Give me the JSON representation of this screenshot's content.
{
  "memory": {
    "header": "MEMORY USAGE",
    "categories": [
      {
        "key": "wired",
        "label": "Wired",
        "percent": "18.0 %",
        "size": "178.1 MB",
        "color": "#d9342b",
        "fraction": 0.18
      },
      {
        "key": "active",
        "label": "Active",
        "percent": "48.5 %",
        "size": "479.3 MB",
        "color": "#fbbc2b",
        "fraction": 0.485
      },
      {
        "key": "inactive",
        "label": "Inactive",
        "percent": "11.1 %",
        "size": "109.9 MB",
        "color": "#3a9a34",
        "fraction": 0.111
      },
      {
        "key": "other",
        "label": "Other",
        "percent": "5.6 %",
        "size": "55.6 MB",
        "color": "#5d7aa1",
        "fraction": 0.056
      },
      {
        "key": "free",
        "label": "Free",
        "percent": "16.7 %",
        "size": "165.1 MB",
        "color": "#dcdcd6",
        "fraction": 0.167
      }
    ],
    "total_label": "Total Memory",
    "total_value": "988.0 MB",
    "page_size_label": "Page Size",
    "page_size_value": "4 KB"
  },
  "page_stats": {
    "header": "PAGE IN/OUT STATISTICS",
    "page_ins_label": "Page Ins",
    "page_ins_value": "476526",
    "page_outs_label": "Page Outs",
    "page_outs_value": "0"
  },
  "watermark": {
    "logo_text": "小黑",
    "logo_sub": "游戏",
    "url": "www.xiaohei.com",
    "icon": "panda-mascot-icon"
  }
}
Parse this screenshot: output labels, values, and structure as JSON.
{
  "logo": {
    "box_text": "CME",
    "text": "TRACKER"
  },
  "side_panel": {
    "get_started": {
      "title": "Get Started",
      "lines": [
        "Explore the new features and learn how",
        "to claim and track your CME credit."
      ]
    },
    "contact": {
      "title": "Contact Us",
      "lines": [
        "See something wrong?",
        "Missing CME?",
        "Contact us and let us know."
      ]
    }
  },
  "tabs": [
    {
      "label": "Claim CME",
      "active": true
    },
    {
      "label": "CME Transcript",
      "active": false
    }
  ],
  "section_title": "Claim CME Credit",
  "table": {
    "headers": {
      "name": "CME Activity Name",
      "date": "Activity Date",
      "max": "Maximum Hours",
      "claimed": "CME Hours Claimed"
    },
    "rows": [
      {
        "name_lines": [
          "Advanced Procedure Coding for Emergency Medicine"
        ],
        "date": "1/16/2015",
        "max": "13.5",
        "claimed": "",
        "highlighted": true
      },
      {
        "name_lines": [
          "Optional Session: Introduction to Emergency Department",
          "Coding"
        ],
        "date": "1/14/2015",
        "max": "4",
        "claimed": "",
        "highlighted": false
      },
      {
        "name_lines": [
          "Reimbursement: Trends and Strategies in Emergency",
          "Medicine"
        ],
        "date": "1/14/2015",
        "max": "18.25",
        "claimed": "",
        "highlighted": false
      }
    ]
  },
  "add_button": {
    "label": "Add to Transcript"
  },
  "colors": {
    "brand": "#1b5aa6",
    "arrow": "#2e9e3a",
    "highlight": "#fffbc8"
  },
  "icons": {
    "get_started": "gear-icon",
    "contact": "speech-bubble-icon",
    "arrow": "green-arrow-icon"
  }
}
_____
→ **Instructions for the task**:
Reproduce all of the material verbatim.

→ **Answer to this problem**:
Give me the JSON representation of this screenshot's content.
{
  "memory": {
    "header": "MEMORY USAGE",
    "categories": [
      {
        "key": "wired",
        "label": "Wired",
        "percent": "18.0 %",
        "size": "178.1 MB",
        "color": "#d9342b",
        "fraction": 0.18
      },
      {
        "key": "active",
        "label": "Active",
        "percent": "48.5 %",
        "size": "479.3 MB",
        "color": "#fbbc2b",
        "fraction": 0.485
      },
      {
        "key": "inactive",
        "label": "Inactive",
        "percent": "11.1 %",
        "size": "109.9 MB",
        "color": "#3a9a34",
        "fraction": 0.111
      },
      {
        "key": "other",
        "label": "Other",
        "percent": "5.6 %",
        "size": "55.6 MB",
        "color": "#5d7aa1",
        "fraction": 0.056
      },
      {
        "key": "free",
        "label": "Free",
        "percent": "16.7 %",
        "size": "165.1 MB",
        "color": "#dcdcd6",
        "fraction": 0.167
      }
    ],
    "total_label": "Total Memory",
    "total_value": "988.0 MB",
    "page_size_label": "Page Size",
    "page_size_value": "4 KB"
  },
  "page_stats": {
    "header": "PAGE IN/OUT STATISTICS",
    "page_ins_label": "Page Ins",
    "page_ins_value": "476526",
    "page_outs_label": "Page Outs",
    "page_outs_value": "0"
  },
  "watermark": {
    "logo_text": "小黑",
    "logo_sub": "游戏",
    "url": "www.xiaohei.com",
    "icon": "panda-mascot-icon"
  }
}
Parse this screenshot: output labels, values, and structure as JSON.
{
  "logo": {
    "box_text": "CME",
    "text": "TRACKER"
  },
  "side_panel": {
    "get_started": {
      "title": "Get Started",
      "lines": [
        "Explore the new features and learn how",
        "to claim and track your CME credit."
      ]
    },
    "contact": {
      "title": "Contact Us",
      "lines": [
        "See something wrong?",
        "Missing CME?",
        "Contact us and let us know."
      ]
    }
  },
  "tabs": [
    {
      "label": "Claim CME",
      "active": true
    },
    {
      "label": "CME Transcript",
      "active": false
    }
  ],
  "section_title": "Claim CME Credit",
  "table": {
    "headers": {
      "name": "CME Activity Name",
      "date": "Activity Date",
      "max": "Maximum Hours",
      "claimed": "CME Hours Claimed"
    },
    "rows": [
      {
        "name_lines": [
          "Advanced Procedure Coding for Emergency Medicine"
        ],
        "date": "1/16/2015",
        "max": "13.5",
        "claimed": "",
        "highlighted": true
      },
      {
        "name_lines": [
          "Optional Session: Introduction to Emergency Department",
          "Coding"
        ],
        "date": "1/14/2015",
        "max": "4",
        "claimed": "",
        "highlighted": false
      },
      {
        "name_lines": [
          "Reimbursement: Trends and Strategies in Emergency",
          "Medicine"
        ],
        "date": "1/14/2015",
        "max": "18.25",
        "claimed": "",
        "highlighted": false
      }
    ]
  },
  "add_button": {
    "label": "Add to Transcript"
  },
  "colors": {
    "brand": "#1b5aa6",
    "arrow": "#2e9e3a",
    "highlight": "#fffbc8"
  },
  "icons": {
    "get_started": "gear-icon",
    "contact": "speech-bubble-icon",
    "arrow": "green-arrow-icon"
  }
}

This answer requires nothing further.